Luke de Pulford is a political adviser. He lives and works in Westminster.
Finally the International Community is waking up to ISIS’s bloody rampage in Northern Iraq. Until this point, with the notable exception of France, the world’s governments and media have kept an unconscionable silence.
And what were they ignoring? More than two months ago, the city of Mosul was emptied of its Christians. According to reports, there is not a single Christian left in Mosul, a town which once had a thriving Christian population of 60,000. Residents were told to convert to Islam or face the sword after the offer to pay heavy taxes expired in mid-July.
It’s a similar story in Qaraqosh, a Christian town of 50,000, whose residents have fled to Kurdistan or further afield in an effort to avoid being butchered by ISIS’s death-crazed fanatics. As I write, the Yazidi community wait atop Mount Sinjar for death either by dehydration or at the hands of an ISIS machete.
If you think that language hyperbolic, see how you feel after you have seen this, this or this (warning: extremely graphic images) or watch this interview with a Chaldean Christian who reports: “children are being beheaded, mothers are being raped and killed, and fathers are being hung.”
Amazingly, more than two months after Mosul, and despite encouragement from the Iraqi Government, Middle-Eastern bishops, British MPs and even the recently retired former Head of Policy at the Foreign Office, no one – not a single solitary voice – at the Foreign Office itself has thought the situation serious enough to condemn by name the ongoing massacre and expulsion of Christians from Mosul or Qaragosh.
Here are some reasons that the Foreign Office must develop a much more robust response, and soon.
- Estimates are that up to 700 UK citizens are fighting for ISIS. These UK citizens are amongst those who are attempting to cleanse Iraq of its religious minorities. Some of their number could be beheading children, if reports of that practice are to be believed. If the UK Government does not have an opinion on its citizens beheading religious minorities in other countries, then it really ought to pack up and go home.

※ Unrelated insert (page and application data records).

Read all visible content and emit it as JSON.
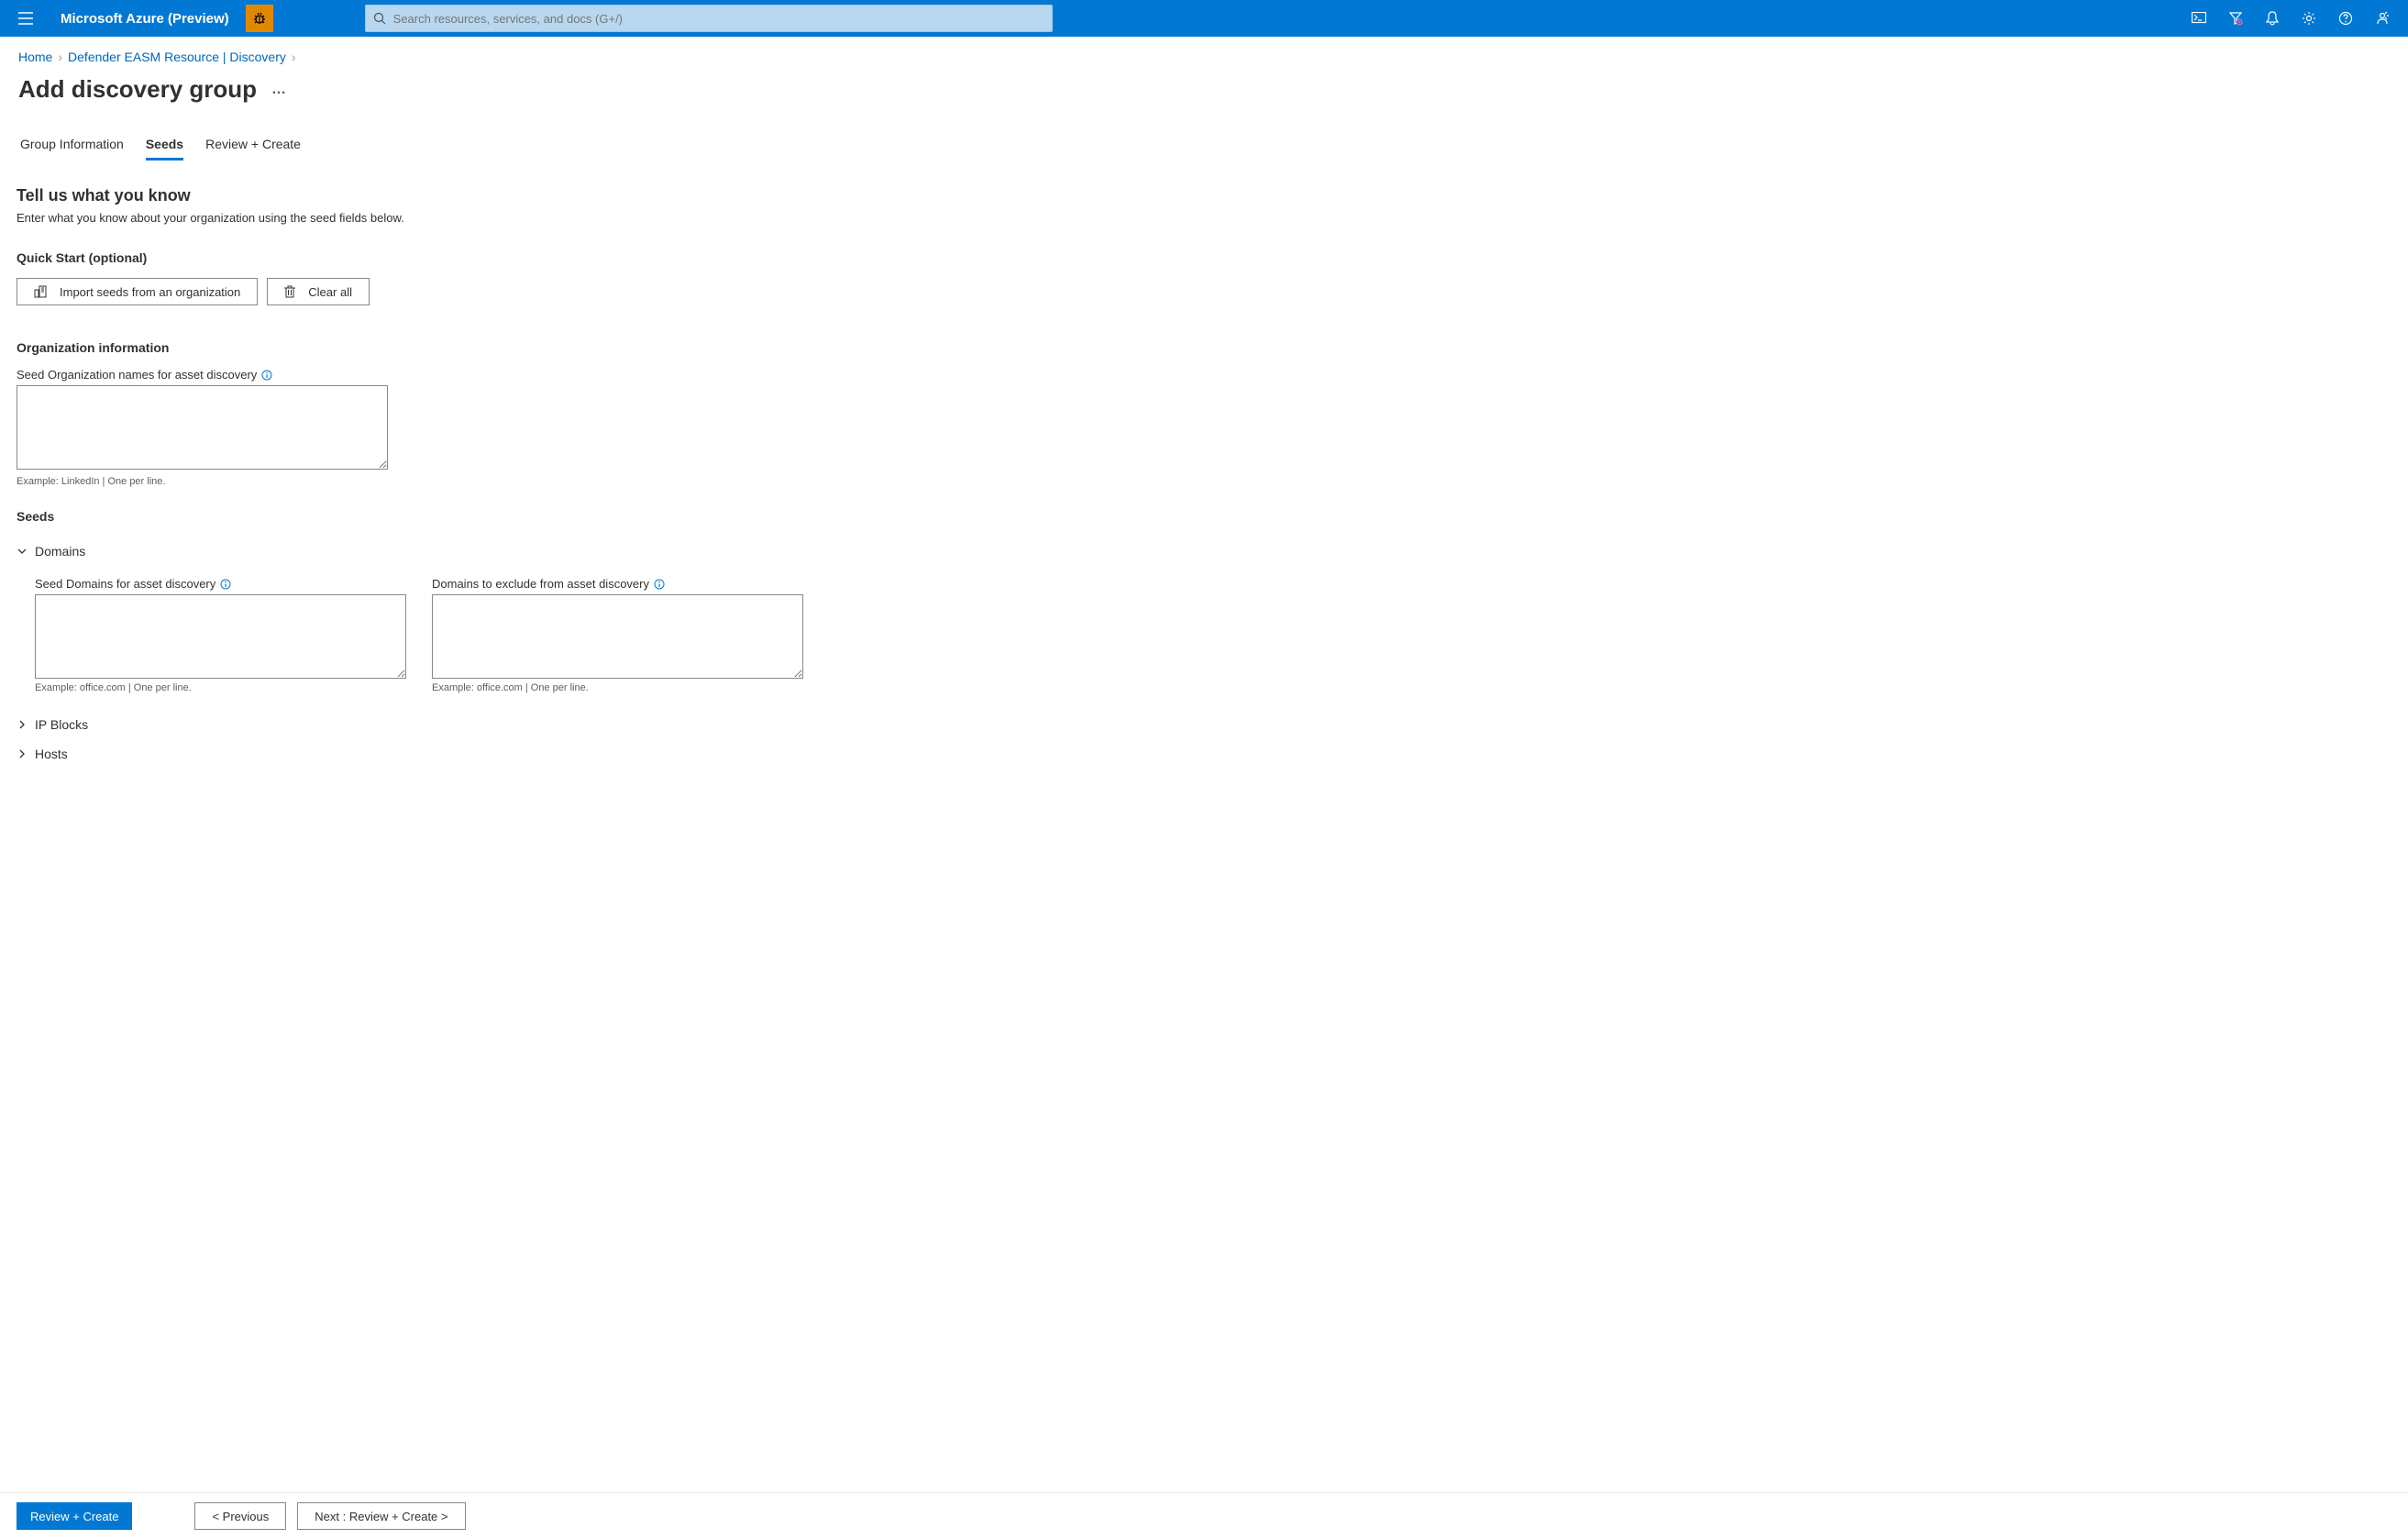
{
  "header": {
    "brand": "Microsoft Azure (Preview)",
    "search_placeholder": "Search resources, services, and docs (G+/)"
  },
  "breadcrumb": {
    "home": "Home",
    "resource": "Defender EASM Resource | Discovery"
  },
  "page_title": "Add discovery group",
  "tabs": {
    "group_info": "Group Information",
    "seeds": "Seeds",
    "review": "Review + Create"
  },
  "intro": {
    "title": "Tell us what you know",
    "desc": "Enter what you know about your organization using the seed fields below."
  },
  "quick_start": {
    "title": "Quick Start (optional)",
    "import_btn": "Import seeds from an organization",
    "clear_btn": "Clear all"
  },
  "org_info": {
    "title": "Organization information",
    "label": "Seed Organization names for asset discovery",
    "hint": "Example: LinkedIn | One per line."
  },
  "seeds": {
    "title": "Seeds",
    "domains": {
      "label": "Domains",
      "seed_label": "Seed Domains for asset discovery",
      "seed_hint": "Example: office.com | One per line.",
      "exclude_label": "Domains to exclude from asset discovery",
      "exclude_hint": "Example: office.com | One per line."
    },
    "ip_blocks": {
      "label": "IP Blocks"
    },
    "hosts": {
      "label": "Hosts"
    }
  },
  "footer": {
    "review": "Review + Create",
    "previous": "< Previous",
    "next": "Next : Review + Create >"
  }
}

- This crisis is partly of our own making. Like it or not, we contributed to the political instability of Iraq, which has enabled ISIS to occupy huge swathes of the country. Academics and commentators will argue about to what extent the coalition invasion of Iraq catalysed the rise of ISIS. At the very least, we have to admit some responsibility for the swiftness and efficiency with which ISIS has been able to command control of so much of Iraq, taking advantage of the war-weakened or embryonic infrastructure in order to impose their murderous caliphate. We cannot turn a blind eye to suffering that we have played a major part in enabling.
- Action is needed to quiet the increasingly legitimate criticism that the Foreign Office has a problem denouncing human rights abuses against Christians. Even now, months after the systematic expulsion and killing of Christians began in Mosul, no specific condemnation has been forthcoming. Until Tobias Ellwood’s slightly better statement on Thursday (which still fails to acknowledge overwhelmingly predominant anti-Christian violence in Mosul and Qaragosh), the only line on this was a deeply pathetic, politically correct tweet from Hugo Swire last month which is worth quoting in all its vacuous glory:
“FCO Orals exchange on freedom of religion. Persecution not limited to single region or faith. UK challenging intolerance from #Sudan to #DPRK”.
- Christians are apparently now the most persecuted people on earth. What manner of depravity needs to afflict Christians in northern Iraq before officials at the Foreign Office see fit to denounce it by name? Following America’s lead, we have been quick to condemn the awful humanitarian crisis of the Yazidis. Why not the months of predominantly anti-Christian slaughter that preceded it?
- The Foreign Office needs to justify its cost and operational breadth. We keep hearing about the pride with which it cherishes the reach of its diplomatic service, comprising at least 280 posts. Yet it was not until Obama had announced airstrikes and the BBC had reported on the President’s statement that any decent comment could be extracted from our Government about Iraq’s summer of unimaginable, depraved cruelty. One could be forgiven for wondering who is leading the Foreign Office, or why on earth we are maintaining this service, at great cost, if its statements and action are going to be dictated to by the top three stories on BBC News, two months after a full-blown humanitarian crisis has become apparent? These questions ought to give rise to some serious reflection in King Charles Street. I sincerely hope that they have already occurred to Philip Hammond.
- Lastly, there is an opportunity to give some substance to the claim that “values underpin our foreign policy”, as the Foreign Office never tires of saying. This grandiose claim might have a little more credibility if we were to show some basic human decency to Iraqis who face conversion or the sword by following France’s lead in offering them political asylum. In a tragedy of this scale and severity, anything less is an extension of the shameful silence which, so far, has characterised the UK’s response.
Like Rwanda, Srebrenica and Cambodia, Iraq in 2014 will be remembered both for unspeakable crimes against humanity and the failure of international governments to prevent catastrophic loss of life. The UK now has to decide which side of history it wants to be on, for the sake of the Iraqi people.